It just came out in Science Advances our paper “Late Quaternary horses in Eurasia in the face of climate and vegetation change“, done in collaboration with Ludovic Orlando (Copenhagen/Toulouse), David Nogues-Bravo (Copenhagen), Andrea Manica (Cambridge), Francesco Boschin and Paolo Boscato (Siena), and many other excellent scientists!
This study represents the most ambitious effort so far to reconstruct the palaeoecology of the horse in Eurasia through more than 40 thousand years to gain a better understanding of their population dynamics through space and time. Our results suggest that European and Asian horses show different climatic adaptations; allow a better understanding of the progressive reduction in European horse remains during the Holocene, and shed new light on potential domestication centres.
Michela Leonardi, Francesco Boschin, Konstantinos Giampoudakis, Robert M. Beyer, Mario Krapp, Robin Bendrey, Robert Sommer, Paolo Boscato, Andrea Manica, David Nogues-Bravo and Ludovic Orlando
Late Quaternary horses in Eurasia in the face of climate and vegetation change

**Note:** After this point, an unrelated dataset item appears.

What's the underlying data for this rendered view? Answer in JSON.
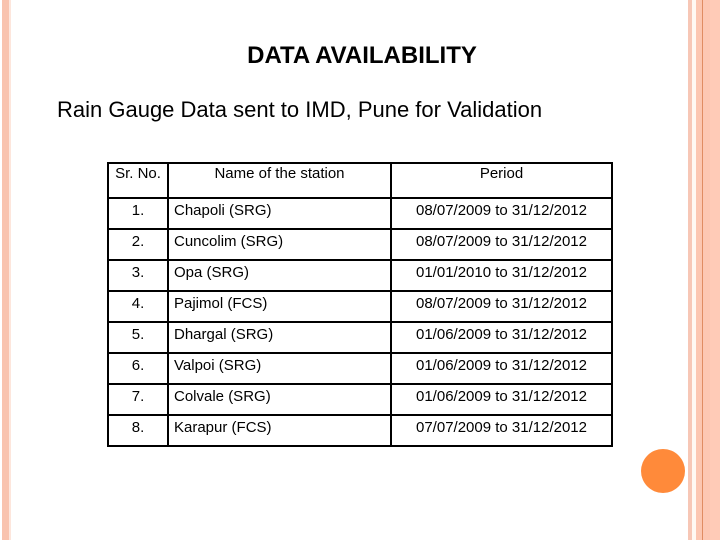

Wild horses thrived across Eurasia until the Last Glacial Maximum to collapse after the beginning of the Holocene. The interplay of climate change, species adaptability to different environments, and human domestication in horse history is still lacking coherent continental-scale analysis integrating different lines of evidence. We assembled temporal and geographical information on 3070 horse occurrences across Eurasia, frequency data for 1120 archeological layers in Europe, and matched them to paleoclimatic and paleoenvironmental simulations for the Late Quaternary. Climate controlled the distribution of horses, and they inhabited regions in Europe and Asia with different climates and ecosystem productivity, suggesting plasticity to populate different environments. Their decline in Europe during the Holocene appears associated with an increasing loss and fragmentation of open habitats. Europe was the most likely source for the spread of horses toward more temperate regions, and we propose both Iberia and central Asia as potential centers of domestication.